§ **What this task involves**
Copy each line of the data below with the word "Dose".

§ **Data for this exercise**
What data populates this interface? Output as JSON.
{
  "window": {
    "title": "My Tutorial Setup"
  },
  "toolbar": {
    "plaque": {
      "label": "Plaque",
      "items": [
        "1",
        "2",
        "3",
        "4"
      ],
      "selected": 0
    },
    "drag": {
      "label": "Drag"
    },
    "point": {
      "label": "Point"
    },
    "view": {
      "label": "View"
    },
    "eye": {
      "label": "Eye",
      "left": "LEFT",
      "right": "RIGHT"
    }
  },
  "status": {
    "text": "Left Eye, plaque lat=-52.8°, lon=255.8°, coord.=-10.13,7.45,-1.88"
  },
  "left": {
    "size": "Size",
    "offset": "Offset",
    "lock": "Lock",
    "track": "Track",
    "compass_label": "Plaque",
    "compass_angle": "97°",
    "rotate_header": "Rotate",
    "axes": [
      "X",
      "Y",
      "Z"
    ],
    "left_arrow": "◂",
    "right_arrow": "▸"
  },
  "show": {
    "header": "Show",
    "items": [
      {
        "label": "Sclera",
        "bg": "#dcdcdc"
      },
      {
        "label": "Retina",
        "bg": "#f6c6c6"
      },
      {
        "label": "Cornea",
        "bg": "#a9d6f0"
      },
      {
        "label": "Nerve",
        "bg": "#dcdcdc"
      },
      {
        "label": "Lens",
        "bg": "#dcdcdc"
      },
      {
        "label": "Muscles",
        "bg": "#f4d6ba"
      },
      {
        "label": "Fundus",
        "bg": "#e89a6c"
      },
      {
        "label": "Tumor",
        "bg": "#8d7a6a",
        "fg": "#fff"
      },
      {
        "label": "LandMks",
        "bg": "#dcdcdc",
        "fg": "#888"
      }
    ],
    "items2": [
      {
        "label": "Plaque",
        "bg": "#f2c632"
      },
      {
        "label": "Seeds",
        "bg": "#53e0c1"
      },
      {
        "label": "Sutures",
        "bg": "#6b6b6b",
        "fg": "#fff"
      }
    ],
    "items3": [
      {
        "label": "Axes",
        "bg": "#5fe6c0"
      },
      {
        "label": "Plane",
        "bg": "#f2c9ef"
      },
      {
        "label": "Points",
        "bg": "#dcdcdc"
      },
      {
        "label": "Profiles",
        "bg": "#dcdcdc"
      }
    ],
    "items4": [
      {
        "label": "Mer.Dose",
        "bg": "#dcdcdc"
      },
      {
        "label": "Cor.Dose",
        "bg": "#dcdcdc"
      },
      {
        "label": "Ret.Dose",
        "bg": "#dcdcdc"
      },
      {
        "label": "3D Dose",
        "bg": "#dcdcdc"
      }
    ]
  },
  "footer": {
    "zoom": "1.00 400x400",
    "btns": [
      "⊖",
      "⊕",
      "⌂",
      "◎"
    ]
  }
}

§ **Reply to the task**
        "label": "Mer.Dose",
        "label": "Cor.Dose",
        "label": "Ret.Dose",
        "label": "3D Dose",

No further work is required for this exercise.